“My dad was in a hospital for months. The doctors told my dad he would never be able to walk again. My dad beat all the odds. He came back and was able to walk and start boxing again. He went to No 1 in the world at welterweight to fight for the world title. But he never had his chance to fight for a world title.”
Mayweather Snr was “a hustler”, who “got involved in the street life”, explained Floyd. He served five years in prison. They are close today, but Floyd’s aim is “to try and break the circle” for his own children. But the boxer, retired two years now after a succession of super-fights, also aims to create opportunities for other talented boxers from the projects.

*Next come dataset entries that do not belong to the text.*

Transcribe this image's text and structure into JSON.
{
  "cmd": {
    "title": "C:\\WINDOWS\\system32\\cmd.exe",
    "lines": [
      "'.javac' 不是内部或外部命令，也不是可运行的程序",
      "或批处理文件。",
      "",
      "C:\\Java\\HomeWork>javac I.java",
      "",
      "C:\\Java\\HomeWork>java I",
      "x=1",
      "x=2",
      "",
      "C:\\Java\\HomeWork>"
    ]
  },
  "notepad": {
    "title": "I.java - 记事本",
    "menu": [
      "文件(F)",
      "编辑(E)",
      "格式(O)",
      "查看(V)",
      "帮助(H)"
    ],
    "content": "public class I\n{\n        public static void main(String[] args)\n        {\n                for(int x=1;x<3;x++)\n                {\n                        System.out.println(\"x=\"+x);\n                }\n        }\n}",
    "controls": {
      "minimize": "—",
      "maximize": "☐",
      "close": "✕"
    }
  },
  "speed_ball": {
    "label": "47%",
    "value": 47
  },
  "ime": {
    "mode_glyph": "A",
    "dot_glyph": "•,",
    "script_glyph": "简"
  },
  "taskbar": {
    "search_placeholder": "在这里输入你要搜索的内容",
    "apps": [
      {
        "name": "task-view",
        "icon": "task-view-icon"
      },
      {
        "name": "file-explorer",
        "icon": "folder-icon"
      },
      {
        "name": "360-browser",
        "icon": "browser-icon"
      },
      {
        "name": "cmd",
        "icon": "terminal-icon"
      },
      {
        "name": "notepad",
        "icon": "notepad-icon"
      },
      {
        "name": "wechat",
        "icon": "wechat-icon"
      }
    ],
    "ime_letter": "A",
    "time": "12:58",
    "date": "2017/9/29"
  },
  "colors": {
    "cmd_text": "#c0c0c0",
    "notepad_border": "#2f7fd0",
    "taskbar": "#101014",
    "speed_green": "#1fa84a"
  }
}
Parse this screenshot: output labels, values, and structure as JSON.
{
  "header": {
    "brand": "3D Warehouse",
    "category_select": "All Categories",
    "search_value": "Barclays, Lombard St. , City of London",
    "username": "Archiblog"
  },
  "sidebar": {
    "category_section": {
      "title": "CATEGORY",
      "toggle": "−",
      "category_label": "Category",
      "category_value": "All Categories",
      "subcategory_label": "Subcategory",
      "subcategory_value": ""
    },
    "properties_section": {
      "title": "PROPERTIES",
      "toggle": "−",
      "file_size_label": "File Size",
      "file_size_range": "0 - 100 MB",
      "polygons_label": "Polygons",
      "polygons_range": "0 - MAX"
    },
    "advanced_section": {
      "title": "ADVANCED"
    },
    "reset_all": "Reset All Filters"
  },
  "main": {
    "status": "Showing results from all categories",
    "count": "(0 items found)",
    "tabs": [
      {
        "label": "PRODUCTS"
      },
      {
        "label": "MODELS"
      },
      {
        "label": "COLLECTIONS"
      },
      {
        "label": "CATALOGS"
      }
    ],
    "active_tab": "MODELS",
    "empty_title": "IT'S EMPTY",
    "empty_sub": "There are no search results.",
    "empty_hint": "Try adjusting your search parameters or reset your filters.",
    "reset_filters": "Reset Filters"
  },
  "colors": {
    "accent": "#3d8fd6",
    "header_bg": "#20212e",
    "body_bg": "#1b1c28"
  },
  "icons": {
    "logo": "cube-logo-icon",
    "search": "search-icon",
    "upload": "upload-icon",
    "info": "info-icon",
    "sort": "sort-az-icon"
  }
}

“Gervonta Davis is very talented. He has a very interesting story,” he explained of the rising star who is expected to fight Britain’s super-featherweight Liam Walsh in the near future.
“This is a kid who stayed in different foster homes and an orphanage and beat all the odds. A fighter who had 10 fights, never seen on TV. As soon as I saw him walk in the room I said, ‘He’s going to be world champion’.
“I got him six fights and within 24 months he’s world champion. He has the potential to be the closest thing to Floyd Mayweather. It’s going to be extremely hard to do those record-breaking numbers. It took many years for me to build the fan base like this. It takes a lot of hard work and dedication. But I know it pays off in the long run.”
Looking back on his career, he said: “Different days I think about different victories. Ricky Hatton is one of those fights. I respect Ricky Hatton. He’s a warrior. He’s a hell of a warrior.”
Then one small regret. “It was always one of my dreams to come to the UK and fight.” Mayweather feels a special relationship with UK fans. “I’m going to always bleed the red, white and blue. I represented the US in the Olympics, I love my country. But the US fans will love you on Monday, if you lose they’ll hate you on Tuesday, if you win it will be back to loving you on Wednesday.
“The thing about these UK fans is if they are with you, they’re with you. I’ve got calls from Africa, all around the world, to do a tour, but I said the UK fans first, always. These fans have been loyal and paid hard-earned money to come out there and support me.”
Mayweather then touched on the burning issue of whether he would ever fight McGregor, in a boxing-meets-MMA super fight, which could generate over £300 million.
“McGregor has bosses. I don’t have a boss. If Conor McGregor really wants to fight me, we can make it happen. But is he blowing smoke up everybody’s a–?
“In one fight I made more than Conor McGregor has made in his whole career. The difference between me and him is this: He has to fight. If I was him and I was smart, before I lose again in the UFC, I’d let Floyd Mayweather kick my a– for a lot of money. It makes business sense.”
If that fight ever goes ahead, Mayweather will become the first ever billion dollar boxer in earnings. That’s why he is ‘Money’.